Apotheke is a what?

One of the first things we do with guests is a walking tour of the old city, inside the walls, Altstadt. And each time, we fall in love with Nürnberg all over again. There’s a new hidden gem that I haven’t seen or discovered before. We both are lucky to have the opportunity to live here and call it home.

In addition to the gems, the city is massed with Apothekes. Apotheke is a drug store in the traditional sense, a pharmacy. They sell over-the-counter medication as well as the doctor’s prescriptions. There are cough drops, runny nose soothers, headache tablets, dry-skin lotion, dandruff shampoo, heavy duty stomach bug relievers and much more. So it’s an American drug store (imagine CVS) as well as the behind the counter pharmacy rolled into one. (without the diapers and hair curlers, there’s DM and Mueller for that.)

What I like about the German Apotheke is a common cold does not require a trip to the doctor’s office because the pharmacists are able to prescribe something that sooths the ailment. One time when I was refilling my prescription a family of four (they looked like tourists with their maps in hand) asked for an ointment for the younger kid that had scraped up his knee. The pharmacist made a recommendation based on what she saw. This is logical because it’s a recommendation from a professional and prevents a trip to the doctor’s office. Another time, I was recovering from a cold that refused to go away and when I went back the second time she recommended a pill in powder form. Once I bought it, she gave me a glass full of water to take my initial dose.
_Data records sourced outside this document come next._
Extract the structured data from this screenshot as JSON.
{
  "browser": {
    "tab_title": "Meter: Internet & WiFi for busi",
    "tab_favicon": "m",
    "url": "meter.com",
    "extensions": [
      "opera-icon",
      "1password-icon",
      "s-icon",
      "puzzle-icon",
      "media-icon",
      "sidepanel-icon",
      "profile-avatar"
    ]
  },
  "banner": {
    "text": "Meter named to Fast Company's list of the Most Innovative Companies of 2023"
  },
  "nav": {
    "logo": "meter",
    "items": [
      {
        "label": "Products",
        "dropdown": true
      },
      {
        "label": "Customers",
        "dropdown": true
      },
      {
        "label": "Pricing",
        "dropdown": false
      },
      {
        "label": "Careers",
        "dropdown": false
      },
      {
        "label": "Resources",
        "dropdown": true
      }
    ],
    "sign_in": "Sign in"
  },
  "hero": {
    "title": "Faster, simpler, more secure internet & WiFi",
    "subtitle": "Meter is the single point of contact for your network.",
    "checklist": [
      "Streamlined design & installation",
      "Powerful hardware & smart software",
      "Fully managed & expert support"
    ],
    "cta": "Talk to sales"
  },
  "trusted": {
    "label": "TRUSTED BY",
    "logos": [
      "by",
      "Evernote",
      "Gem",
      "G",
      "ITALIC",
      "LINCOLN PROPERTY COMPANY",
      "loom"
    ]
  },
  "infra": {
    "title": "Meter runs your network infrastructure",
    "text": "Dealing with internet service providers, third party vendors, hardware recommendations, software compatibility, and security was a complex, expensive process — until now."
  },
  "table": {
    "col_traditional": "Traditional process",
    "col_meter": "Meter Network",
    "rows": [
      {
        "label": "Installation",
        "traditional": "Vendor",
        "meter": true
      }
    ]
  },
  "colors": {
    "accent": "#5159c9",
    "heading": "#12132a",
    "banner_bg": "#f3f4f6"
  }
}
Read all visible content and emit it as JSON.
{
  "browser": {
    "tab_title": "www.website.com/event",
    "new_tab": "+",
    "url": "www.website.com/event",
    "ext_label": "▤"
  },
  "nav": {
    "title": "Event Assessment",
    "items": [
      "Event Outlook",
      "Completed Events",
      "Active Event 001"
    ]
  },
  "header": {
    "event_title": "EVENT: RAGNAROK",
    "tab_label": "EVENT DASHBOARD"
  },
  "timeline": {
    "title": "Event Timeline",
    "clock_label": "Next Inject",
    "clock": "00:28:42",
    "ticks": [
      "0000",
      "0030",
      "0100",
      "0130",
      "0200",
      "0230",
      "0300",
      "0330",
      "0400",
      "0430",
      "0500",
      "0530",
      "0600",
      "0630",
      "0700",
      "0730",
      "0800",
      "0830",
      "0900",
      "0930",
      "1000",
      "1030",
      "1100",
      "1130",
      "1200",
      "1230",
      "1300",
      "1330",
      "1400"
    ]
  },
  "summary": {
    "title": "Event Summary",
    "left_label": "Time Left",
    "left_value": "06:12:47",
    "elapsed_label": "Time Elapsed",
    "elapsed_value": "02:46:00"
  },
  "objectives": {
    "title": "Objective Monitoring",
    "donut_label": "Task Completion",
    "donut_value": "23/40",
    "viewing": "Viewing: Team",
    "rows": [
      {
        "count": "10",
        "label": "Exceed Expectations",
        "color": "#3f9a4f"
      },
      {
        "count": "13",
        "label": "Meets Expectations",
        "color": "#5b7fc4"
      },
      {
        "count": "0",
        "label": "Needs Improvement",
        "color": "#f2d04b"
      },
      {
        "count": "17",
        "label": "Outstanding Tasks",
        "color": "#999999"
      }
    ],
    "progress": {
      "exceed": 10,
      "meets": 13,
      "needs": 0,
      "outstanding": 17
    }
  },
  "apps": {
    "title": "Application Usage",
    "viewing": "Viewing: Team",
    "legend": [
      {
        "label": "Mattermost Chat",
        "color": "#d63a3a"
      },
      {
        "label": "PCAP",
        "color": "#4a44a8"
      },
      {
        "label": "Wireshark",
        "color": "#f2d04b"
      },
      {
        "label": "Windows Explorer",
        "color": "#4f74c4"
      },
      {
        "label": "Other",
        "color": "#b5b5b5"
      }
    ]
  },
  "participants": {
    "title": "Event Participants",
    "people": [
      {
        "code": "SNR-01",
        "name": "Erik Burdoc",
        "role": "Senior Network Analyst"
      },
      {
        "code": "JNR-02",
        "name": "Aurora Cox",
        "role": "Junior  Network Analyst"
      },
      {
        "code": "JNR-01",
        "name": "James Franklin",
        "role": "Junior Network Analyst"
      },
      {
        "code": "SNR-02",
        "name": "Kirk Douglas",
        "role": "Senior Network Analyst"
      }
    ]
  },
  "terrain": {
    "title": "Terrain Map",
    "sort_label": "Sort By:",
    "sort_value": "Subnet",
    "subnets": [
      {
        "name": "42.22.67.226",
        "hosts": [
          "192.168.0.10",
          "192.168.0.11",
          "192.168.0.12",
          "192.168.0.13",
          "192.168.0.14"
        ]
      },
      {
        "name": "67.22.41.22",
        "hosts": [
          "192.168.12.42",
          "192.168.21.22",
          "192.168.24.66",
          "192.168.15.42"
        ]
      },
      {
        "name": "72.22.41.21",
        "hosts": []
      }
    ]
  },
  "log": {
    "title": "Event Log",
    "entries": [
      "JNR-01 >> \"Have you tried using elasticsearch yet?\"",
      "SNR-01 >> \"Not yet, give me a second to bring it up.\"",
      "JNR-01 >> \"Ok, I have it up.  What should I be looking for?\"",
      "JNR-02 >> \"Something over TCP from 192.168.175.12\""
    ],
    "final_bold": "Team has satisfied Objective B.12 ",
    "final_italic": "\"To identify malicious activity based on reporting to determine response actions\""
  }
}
Apothekes prevents self-prescribing; unlike in America where individuals think they know the problem and buy over the counter pills. Also, pharmacists at Apotheke do not fill prescription without a doctor’s note or prescribe hard drugs without prescription so one can’t walk in and ask. In simple words, German culture disproves using prescriptions for simple problems. This is a welcome change from what we’re used to in America where all ailments have one solution, drugs.

A drawback is a doctor would thoroughly check the ailment in an appointment where a pharmacist does not. The other drawback is this reinforces policing the population. Although I don’t like “the idea” of the government or Big Brother telling me what I should and shouldn’t take, I have grown to like it because people can’t self prescribe medications.

What we haven’t figured out is why there are so many Apothekes in such close proximity. There are 4 in walking distance from our apartment. (And those are ones near us.) I joke that although Germans are cautious in taking medicine for simple colds, they must love knowing that a pharmacy is around the corner when that emergency arises.

The idea of pharmacy and prescribing medicine has been around for long time and we learned in a Pharmacy Museum in Heidelberg that many Germans chose Pharmacy as profession pre war era. Due to the conditions of the country post war, there were fewer pharmacists until recently.


  1. Spot on. I totally agree! Do all the apotheeks have the same operating hours? I noticed that they rotate hours weekends/nights, and this may help explain why there are so many.

  2. I believe the operating hours do vary, slightly, but most (if not all) close by 8pm weeknights, at the latest. However, I am so used to "everything closes at 8pm and almost nothing will be open on Sunday", I don't mind it much anymore.